U.S. Highbush Blueberry Council website
U.S. Highbush Blueberry Council website

The COVID pandemic has impacted a lot of what we eat, how we eat, and where we eat.

One survey found that when the pandemic ends, more than half of respondents said they will continue cooking more from home.

Kasey Cronquist, president of the U.S. Highbush Blueberry Council (USHBC), is looking to benefit from this trend.

“We’re looking at a consumer group that is looking increasingly for both fresh and frozen [blueberries],” he said. “In the last four months of the global pandemic and stay-at-home orders, we’ve seen people turn to blueberries in ways they hadn’t before.”

Cronquist said more people are looking at the types of foods they are purchasing since there have been disruptions with food service.

“We’ve been doing everything we can to keep up with that demand in order to provide what we believe is an exceptional product in homes as people are going through a very difficult time,” said Cronquist.

Based on website statistics, USHBC has seen increased traffic of people looking for u-pick farms. The other area that has seen more interest has been recipes.

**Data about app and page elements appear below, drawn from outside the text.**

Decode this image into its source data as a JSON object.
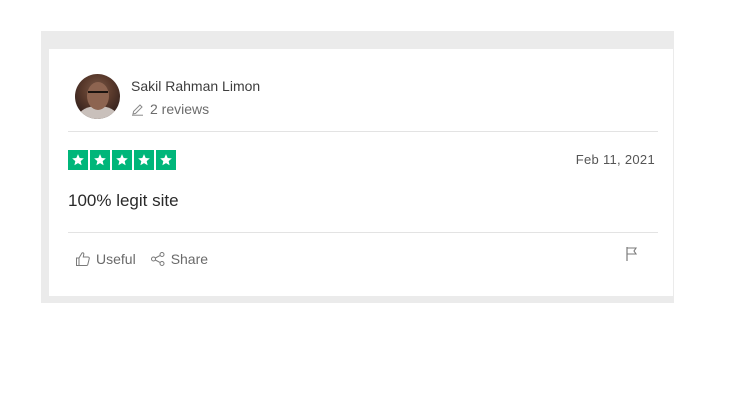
{
  "reviewer": {
    "name": "Sakil Rahman Limon",
    "review_count": "2 reviews"
  },
  "rating": {
    "stars": 5,
    "max_stars": 5,
    "star_color": "#00b67a"
  },
  "review": {
    "date": "Feb 11, 2021",
    "text": "100% legit site"
  },
  "actions": {
    "useful_label": "Useful",
    "share_label": "Share"
  },
  "icons": {
    "review_count_icon": "pencil-icon",
    "useful_icon": "thumbs-up-icon",
    "share_icon": "share-icon",
    "report_icon": "flag-icon"
  }
}
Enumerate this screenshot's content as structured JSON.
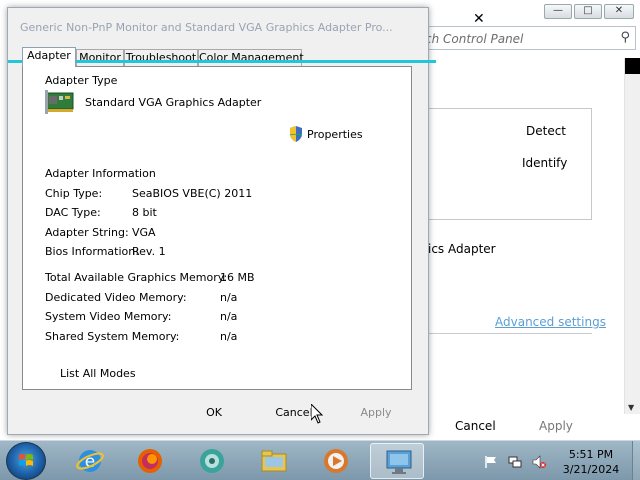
{
  "background_window": {
    "search_placeholder": "ch Control Panel",
    "detect_label": "Detect",
    "identify_label": "Identify",
    "adapter_text": "ics Adapter",
    "advanced_settings_label": "Advanced settings",
    "cancel_label": "Cancel",
    "apply_label": "Apply"
  },
  "dialog": {
    "title": "Generic Non-PnP Monitor and Standard VGA Graphics Adapter Pro...",
    "tabs": [
      "Adapter",
      "Monitor",
      "Troubleshoot",
      "Color Management"
    ],
    "active_tab": "Adapter",
    "adapter_type_heading": "Adapter Type",
    "adapter_name": "Standard VGA Graphics Adapter",
    "properties_label": "Properties",
    "adapter_info_heading": "Adapter Information",
    "info_rows": [
      {
        "label": "Chip Type:",
        "value": "SeaBIOS VBE(C) 2011"
      },
      {
        "label": "DAC Type:",
        "value": "8 bit"
      },
      {
        "label": "Adapter String:",
        "value": "VGA"
      },
      {
        "label": "Bios Information:",
        "value": "Rev. 1"
      }
    ],
    "memory_rows": [
      {
        "label": "Total Available Graphics Memory:",
        "value": "16 MB"
      },
      {
        "label": "Dedicated Video Memory:",
        "value": "n/a"
      },
      {
        "label": "System Video Memory:",
        "value": "n/a"
      },
      {
        "label": "Shared System Memory:",
        "value": "n/a"
      }
    ],
    "list_all_modes_label": "List All Modes",
    "ok_label": "OK",
    "cancel_label": "Cancel",
    "apply_label": "Apply"
  },
  "taskbar": {
    "apps": [
      "internet-explorer",
      "firefox",
      "app-green",
      "file-explorer",
      "media-player",
      "display-settings"
    ],
    "active_app": "display-settings",
    "clock_time": "5:51 PM",
    "clock_date": "3/21/2024"
  },
  "colors": {
    "accent_cyan": "#22c6d8",
    "link_blue": "#5a9fd4",
    "taskbar_top": "#9fb7c6"
  }
}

“People are turning to our website increasingly to find what you can do with blueberries—either what to do with the u-pick or the ones purchased at the store—what to do with frozen blueberries, how to make a puree or some sort of dessert,” said Cronquist. “It’s been really encouraging and it does relate to what the demand has been at the market.”